■ PROBLEM ■
Wherever the string "highlighted" shows up in the records below, return that line.

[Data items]

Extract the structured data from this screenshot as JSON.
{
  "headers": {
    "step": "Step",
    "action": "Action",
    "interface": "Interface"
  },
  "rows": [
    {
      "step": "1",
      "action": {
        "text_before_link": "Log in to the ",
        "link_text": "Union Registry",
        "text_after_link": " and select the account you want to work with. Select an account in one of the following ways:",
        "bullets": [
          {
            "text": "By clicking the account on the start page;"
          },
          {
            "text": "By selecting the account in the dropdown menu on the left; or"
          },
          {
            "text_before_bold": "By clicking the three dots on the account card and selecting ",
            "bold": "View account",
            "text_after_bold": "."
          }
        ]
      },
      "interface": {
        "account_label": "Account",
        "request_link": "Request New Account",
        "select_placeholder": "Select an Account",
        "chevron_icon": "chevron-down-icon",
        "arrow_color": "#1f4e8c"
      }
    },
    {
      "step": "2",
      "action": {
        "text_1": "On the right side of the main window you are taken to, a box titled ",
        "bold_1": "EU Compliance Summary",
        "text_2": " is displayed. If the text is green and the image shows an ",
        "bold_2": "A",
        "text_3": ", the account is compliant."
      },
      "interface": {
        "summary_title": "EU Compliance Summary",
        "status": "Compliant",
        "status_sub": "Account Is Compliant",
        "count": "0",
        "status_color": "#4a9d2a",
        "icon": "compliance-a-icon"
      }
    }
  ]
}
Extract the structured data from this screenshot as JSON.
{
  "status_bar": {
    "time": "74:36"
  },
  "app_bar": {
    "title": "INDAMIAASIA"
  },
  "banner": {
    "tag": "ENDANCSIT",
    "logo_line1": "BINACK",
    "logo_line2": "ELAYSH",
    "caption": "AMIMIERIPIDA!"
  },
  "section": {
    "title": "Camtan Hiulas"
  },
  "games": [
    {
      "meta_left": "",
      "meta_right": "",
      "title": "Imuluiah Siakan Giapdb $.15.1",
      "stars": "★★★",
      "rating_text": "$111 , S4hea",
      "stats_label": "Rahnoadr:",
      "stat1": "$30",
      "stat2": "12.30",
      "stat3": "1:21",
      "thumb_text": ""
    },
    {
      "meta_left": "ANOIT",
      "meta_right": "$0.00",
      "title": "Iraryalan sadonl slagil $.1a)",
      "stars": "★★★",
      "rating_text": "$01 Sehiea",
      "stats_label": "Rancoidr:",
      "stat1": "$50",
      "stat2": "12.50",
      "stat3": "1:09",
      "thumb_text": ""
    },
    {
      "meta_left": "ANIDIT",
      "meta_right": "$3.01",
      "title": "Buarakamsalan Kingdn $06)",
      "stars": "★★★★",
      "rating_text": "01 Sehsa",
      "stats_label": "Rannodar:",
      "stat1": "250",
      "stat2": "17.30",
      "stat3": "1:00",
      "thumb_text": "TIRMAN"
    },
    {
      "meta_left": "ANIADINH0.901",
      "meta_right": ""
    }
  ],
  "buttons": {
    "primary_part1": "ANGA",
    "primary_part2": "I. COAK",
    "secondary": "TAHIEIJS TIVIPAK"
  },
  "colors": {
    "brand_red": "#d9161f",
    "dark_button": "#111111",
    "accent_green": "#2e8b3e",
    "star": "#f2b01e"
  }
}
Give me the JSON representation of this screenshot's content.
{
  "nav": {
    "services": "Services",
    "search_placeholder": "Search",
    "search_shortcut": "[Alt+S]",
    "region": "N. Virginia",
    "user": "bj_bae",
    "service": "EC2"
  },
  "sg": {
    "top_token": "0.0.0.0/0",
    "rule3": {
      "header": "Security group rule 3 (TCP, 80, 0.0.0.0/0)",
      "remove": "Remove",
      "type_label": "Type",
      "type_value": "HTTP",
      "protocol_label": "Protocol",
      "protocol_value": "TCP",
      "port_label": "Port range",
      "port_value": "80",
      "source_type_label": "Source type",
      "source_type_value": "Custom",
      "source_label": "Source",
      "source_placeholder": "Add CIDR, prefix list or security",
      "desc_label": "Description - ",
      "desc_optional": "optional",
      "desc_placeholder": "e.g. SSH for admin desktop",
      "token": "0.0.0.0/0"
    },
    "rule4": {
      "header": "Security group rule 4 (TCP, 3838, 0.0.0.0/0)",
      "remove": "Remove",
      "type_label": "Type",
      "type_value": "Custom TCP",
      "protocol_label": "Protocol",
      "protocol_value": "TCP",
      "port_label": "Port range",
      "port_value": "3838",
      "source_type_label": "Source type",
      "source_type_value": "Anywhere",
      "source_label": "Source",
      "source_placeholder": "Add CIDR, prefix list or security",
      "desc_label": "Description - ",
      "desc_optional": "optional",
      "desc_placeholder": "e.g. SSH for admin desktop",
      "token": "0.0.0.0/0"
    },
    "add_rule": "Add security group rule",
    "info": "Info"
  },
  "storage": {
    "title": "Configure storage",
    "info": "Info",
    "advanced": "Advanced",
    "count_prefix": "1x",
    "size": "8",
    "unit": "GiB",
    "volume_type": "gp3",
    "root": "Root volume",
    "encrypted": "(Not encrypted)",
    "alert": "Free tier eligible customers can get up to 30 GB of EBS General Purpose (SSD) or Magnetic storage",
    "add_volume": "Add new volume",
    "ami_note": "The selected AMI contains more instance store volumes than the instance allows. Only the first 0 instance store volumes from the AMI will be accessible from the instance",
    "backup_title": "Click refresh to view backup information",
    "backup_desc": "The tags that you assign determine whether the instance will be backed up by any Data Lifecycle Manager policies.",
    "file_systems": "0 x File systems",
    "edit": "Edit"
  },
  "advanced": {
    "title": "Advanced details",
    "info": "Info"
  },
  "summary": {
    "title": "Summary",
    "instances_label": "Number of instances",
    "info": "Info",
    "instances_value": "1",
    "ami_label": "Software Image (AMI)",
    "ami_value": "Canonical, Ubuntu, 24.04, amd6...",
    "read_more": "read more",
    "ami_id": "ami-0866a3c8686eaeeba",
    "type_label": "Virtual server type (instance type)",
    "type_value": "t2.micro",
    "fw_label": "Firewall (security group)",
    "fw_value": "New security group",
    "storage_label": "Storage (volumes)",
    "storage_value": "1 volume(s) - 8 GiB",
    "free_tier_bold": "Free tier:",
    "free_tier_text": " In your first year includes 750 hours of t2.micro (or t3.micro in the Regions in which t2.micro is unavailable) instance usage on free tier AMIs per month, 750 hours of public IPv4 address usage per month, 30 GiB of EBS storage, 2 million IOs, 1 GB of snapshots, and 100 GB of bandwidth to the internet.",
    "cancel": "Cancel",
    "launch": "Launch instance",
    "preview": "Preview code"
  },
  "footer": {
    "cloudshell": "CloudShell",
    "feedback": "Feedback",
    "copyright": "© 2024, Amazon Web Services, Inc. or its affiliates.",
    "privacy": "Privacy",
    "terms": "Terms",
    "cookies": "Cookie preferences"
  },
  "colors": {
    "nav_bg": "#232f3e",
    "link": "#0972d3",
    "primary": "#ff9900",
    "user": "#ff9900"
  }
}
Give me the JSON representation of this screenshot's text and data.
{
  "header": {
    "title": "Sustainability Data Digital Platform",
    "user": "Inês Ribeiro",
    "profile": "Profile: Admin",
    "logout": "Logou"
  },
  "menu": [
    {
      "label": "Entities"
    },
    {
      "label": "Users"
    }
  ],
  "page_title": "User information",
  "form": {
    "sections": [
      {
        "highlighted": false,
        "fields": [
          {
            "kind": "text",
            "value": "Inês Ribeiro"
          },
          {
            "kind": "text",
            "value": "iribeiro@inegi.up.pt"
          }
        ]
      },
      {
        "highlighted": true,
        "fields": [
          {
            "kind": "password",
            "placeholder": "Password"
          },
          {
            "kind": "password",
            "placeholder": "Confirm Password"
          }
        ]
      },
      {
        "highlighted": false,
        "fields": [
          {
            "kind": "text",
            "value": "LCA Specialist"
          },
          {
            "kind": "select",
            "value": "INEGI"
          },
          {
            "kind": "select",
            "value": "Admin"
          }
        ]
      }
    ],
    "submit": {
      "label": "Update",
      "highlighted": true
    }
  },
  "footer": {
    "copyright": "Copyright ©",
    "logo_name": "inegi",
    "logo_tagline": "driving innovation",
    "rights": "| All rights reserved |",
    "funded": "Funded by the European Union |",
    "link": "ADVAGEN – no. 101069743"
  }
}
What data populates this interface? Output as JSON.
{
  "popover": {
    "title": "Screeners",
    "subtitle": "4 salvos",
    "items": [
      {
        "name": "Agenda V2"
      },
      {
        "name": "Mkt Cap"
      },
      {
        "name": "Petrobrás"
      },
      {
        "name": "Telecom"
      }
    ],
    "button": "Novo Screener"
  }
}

■ ANSWER BELOW ■
        "highlighted": false,
        "highlighted": true,
        "highlighted": false,
      "highlighted": true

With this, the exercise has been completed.